As part of the Changi Carbon Offsets programme, travellers can calculate their carbon emissions based on flight origin, destination and class of travel on the Changi Airport website or app, before selecting an option to offset their emissions using credit card payment, airport operator Changi Airport Group (CAG) said on Friday.

For example, a traveller making a return economy-class trip between Singapore and Kuala Lumpur can pay $1.11 to offset about 60kg of carbon emissions, based on CAG’s calculator.
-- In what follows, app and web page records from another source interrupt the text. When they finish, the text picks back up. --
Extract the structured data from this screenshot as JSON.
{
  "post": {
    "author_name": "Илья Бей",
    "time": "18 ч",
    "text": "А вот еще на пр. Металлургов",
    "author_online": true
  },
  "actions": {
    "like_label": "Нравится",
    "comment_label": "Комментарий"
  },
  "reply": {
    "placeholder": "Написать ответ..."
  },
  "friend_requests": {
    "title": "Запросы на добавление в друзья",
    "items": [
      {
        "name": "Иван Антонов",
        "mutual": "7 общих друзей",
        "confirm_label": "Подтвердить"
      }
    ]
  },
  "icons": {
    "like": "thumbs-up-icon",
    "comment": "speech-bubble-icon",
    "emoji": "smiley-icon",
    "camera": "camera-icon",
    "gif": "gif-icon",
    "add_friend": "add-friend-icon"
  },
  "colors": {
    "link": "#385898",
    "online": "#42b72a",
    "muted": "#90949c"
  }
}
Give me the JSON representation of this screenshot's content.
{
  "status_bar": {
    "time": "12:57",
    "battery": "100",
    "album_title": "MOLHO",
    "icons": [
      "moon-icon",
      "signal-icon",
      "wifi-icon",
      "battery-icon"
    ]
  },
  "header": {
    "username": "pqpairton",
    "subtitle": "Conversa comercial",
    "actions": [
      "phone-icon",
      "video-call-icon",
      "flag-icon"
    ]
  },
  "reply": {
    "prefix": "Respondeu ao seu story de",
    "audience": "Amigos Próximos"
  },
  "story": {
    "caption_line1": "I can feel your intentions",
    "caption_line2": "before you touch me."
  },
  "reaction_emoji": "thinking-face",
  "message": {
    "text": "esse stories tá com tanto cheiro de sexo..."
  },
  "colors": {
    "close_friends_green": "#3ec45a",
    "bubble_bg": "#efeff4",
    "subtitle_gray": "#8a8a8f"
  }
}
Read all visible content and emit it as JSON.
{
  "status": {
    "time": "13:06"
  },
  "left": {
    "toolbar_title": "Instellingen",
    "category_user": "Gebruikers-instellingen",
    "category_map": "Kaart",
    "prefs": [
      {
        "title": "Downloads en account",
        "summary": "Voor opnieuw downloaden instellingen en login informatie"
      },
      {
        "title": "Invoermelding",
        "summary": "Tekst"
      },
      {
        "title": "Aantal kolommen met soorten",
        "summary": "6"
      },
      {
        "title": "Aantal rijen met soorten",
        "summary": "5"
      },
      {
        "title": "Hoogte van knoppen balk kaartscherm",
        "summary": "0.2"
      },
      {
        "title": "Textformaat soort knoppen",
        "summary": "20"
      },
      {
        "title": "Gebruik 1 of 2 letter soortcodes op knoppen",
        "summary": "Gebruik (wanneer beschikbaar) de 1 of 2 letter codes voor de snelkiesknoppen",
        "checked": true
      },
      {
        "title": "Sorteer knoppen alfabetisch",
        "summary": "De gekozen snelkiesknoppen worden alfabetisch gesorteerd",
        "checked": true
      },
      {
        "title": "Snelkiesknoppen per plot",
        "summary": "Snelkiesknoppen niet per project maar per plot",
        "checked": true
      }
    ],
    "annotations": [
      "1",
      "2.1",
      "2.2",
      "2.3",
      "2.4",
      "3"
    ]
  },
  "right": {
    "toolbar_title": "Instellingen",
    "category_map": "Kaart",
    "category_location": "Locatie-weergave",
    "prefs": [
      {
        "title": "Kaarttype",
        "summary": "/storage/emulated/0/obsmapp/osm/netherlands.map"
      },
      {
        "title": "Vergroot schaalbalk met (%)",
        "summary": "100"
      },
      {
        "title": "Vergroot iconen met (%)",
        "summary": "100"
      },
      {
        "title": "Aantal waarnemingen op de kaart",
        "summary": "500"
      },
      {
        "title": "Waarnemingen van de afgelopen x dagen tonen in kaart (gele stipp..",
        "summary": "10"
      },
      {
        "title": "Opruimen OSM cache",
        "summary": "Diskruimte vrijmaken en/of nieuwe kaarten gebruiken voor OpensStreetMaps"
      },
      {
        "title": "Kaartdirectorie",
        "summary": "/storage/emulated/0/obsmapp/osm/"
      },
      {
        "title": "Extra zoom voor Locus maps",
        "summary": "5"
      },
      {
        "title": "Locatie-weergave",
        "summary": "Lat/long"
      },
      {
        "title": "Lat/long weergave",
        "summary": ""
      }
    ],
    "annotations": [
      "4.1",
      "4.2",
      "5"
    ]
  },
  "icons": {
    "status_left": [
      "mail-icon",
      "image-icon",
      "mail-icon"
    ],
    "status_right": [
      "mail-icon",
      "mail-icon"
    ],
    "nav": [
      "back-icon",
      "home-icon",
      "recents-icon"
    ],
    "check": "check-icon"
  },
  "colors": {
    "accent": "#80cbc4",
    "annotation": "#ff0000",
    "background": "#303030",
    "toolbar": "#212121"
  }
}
For travel to and from New York, an economy-class passenger can fork out $48.18 to offset around 3,470kg of emissions.

Airlines and passengers can offset carbon emissions from air travel by funding carbon reduction projects elsewhere.

The programme will channel funds to sustainable development projects that will reduce or prevent emissions in the long run.

In partnership with Carbon Click, a New Zealand-based carbon offset company, CAG selected several carbon offset projects passengers can contribute to.

These comprise a forest conservation project in Indonesia to protect its orang utans, the planting of 120 million native trees in Guizhou, China, and wind power generation in Koppal, India.

This is not the first time such carbon offset initiatives have been adopted by airports.

For example, London Heathrow Airport in Britain and Rotterdam The Hague Airport in the Netherlands have been allowing passengers to offset their flights’ carbon emissions with the purchase of eco-friendly jet fuel since 2021 and 2022 respectively.

Some carriers that operate flights to and from Singapore have also launched carbon offset initiatives, including national carrier Singapore Airlines, which from 2021 has had a carbon offset programme that supports environmental projects such as rainforest preservation and the construction of solar energy projects across India.

Regional carriers like Hong Kong’s Cathay Pacific Airways also started offering customers a platform to fund projects that offset the carbon emissions produced by flights – including solar water heaters in India and solar-powered cookers in China – from 2022.

Accounting for 2 per cent of man-made carbon emissions, the global aviation industry has committed to reaching net-zero emissions by 2050.

From 2027, under the Carbon Offsetting and Reduction Scheme for International Aviation, all international flights need to meet the stipulated offsetting requirements, which include a permanent and irreversible reduction of emissions, among others.

Carbon offsetting is one of many avenues the industry is tapping, along with the use of sustainable aviation fuel and carbon-capture technologies.

Only 1 per cent to 3 per cent of airline passengers took up voluntary carbon offsetting as at November 2020, according to figures from Air Transport Action Group.

Associate Professor Johan Sulaeman, director of the Sustainable and Green Finance Institute at the National University of Singapore, said Changi Airport’s initiative was timely, but acknowledged that voluntary carbon offsets should be only a temporary solution for the aviation sector.

While these offsets allow the industry to contribute to global carbon-reduction efforts in the short run, the aviation sector needs to continue innovating technologies to cut greenhouse gas emissions at a faster rate and achieve its net-zero objectives in the long run.

Another concern is whether the offsets are sufficiently credible – accredited through verification certificates, for instance – and substantial in reducing carbon emissions, added Prof Sulaeman.

On passengers’ participation rates, he noted that the younger generations are more sensitive to climate concerns and hence more likely to offset their carbon emissions.

He predicts that the participation rates will increase over time, once passengers learn about the credibility and impact of the various offset programmes on offer.

Prof Sulaeman is of the view that carbon offsets should be made compulsory and included in ticket prices, as this will encourage passengers to better understand the impact of their travel carbon footprints.

“After all, one of the potential tools to reduce emission is to travel more judiciously.”